cartier trinity

Photos: Cartier

In 1924, Cartier created its first ring with three intertwined bands in platinum, rose gold, and yellow gold. Soon after, in the same year, the house made a bracelet in a similar style. The striking yet minimalist style would soon become a celebrity favourite, sported by personalities such as poet Jean Cocteau, actor Alain Delon, and actress Grace Kelly.

Over the last hundred years, this classic design and celebrity favourite have been reinterpreted in myriad ways: Today, the third band is more likely to be in white gold rather than platinum, and Trinity bands have also been paved with diamonds, crafted from black ceramic, finished with facets or gadroons, or made in different sizes.

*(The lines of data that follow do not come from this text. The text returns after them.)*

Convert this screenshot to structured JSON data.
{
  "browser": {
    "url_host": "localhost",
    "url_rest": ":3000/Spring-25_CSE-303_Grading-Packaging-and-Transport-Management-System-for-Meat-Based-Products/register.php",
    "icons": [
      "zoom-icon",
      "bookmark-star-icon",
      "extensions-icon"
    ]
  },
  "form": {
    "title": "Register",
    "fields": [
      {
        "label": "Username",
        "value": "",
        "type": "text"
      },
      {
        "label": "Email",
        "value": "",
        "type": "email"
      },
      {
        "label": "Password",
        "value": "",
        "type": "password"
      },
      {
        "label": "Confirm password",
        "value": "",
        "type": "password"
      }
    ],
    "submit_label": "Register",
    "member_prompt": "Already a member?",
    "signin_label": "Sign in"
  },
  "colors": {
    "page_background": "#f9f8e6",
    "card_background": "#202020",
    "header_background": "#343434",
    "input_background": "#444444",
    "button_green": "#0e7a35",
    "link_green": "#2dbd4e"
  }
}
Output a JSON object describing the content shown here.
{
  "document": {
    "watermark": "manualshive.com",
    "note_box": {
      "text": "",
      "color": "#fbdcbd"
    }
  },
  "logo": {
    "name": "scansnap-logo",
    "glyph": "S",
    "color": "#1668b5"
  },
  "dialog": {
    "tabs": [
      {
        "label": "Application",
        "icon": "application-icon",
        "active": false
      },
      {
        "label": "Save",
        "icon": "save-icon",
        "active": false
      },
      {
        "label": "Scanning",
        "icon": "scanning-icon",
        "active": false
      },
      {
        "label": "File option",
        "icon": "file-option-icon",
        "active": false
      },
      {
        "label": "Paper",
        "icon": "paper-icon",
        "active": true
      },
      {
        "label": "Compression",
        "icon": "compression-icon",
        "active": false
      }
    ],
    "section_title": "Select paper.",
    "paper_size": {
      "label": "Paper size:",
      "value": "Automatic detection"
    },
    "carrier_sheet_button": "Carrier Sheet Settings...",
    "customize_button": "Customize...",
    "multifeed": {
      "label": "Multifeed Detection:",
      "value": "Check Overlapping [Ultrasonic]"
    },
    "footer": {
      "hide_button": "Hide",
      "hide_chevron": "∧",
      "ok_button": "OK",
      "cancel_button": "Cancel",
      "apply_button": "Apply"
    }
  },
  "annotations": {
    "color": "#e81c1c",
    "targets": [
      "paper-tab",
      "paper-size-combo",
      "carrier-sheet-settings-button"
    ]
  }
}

cartier trinity
An image from 1982 showing a bracelet, earrings, rings, and a lighter from the Trinity collection. (Photo: Cartier)

Such is the strength of the Trinity design that it has also lent itself to avant-garde creative experimentation: In March 2022, Chitose Abe, founder of Japanese fashion label Sacai, used her knack for deconstruction to play with the proportions of the three interlocking bands in a limited-edition collection.

As the iconic design celebrates its 100th anniversary this year, it was no surprise that Marie-Laure Cerede, director of watchmaking and jewellery design at Cartier, sought to put a truly distinctive new spin on the classic. But with the Trinity design being as iconic and harmonious as it is, this was an undertaking that she did not want to force.

In the press notes for the new Trinity collection, Cerede shares, “The idea of redesigning Cartier Trinity, an icon par excellence, seemed almost laughable, an impossible feat. But the challenge intrigued us. We forged ahead but freed ourselves from the obligation to produce a result at all costs. If a new design sparked inspiration, we would fully embrace it. But if it didn’t resonate, we agreed we would not push it further.”

cartier trinity
The new cushion-shaped version of the Cartier Trinity. (Photo: Cartier)

And resonate with the new designs they certainly did. Marking Trinity’s centennial, Cartier has launched two brand new iterations of this classic while also reissuing an XL Trinity bracelet from 2004 and introducing a new ring in an XL size.

The first new iteration sees the bands take on a squarish, cushion shape — available as gold or diamond-set rings and a gold bracelet. The angular form adds an unexpected and modern edge to the familiar tri-circular form. An unconventional approach was needed to create the surprisingly fresh shape and ensure that it did not compromise the Trinity’s fluidity and comfort.

Cerede explains, “Instead of starting from a hand-drawn sketch, we worked the volume by hand — kneading the material, rolling it, and compressing it to isolate a creative direction. To our surprise, an unexpected new shape began to emerge: a cushion.

“After unlocking the shape, we had to pinpoint its ideal proportions. With the finesse of a stone sculptor, we stripped away layers, little by little, a tenth of a millimetre at a time. It was a work of utmost precision.”

cartier trinity
The new modular version of the Cartier Trinity ring. (Photo: Cartier)

The second new edition offers an even more intriguing reimagining of the trio of bands. A modular version of the Trinity and set with 144 brilliant-cut diamonds, this design can be worn as a large, wide single band or — as with its classical form — as three more obviously discrete bands.

The team turned to a traditional Japanese wooden puzzle while realising this sculptural piece, which Cerede notes can be worn “fused together for a discreet day look” or unravelled “to reveal the diamonds” for a dressier event. 

She says, “The modular Trinity takes a counterintuitive design approach: construction, then deconstruction. Like a Kumiki puzzle, we envisioned the Trinity bands interlocked as one structure and then designed in reverse to deconstruct them into three. This naturally creates multiple ways to wear the same ring, which makes this Trinity so contemporary and adds to its universality.”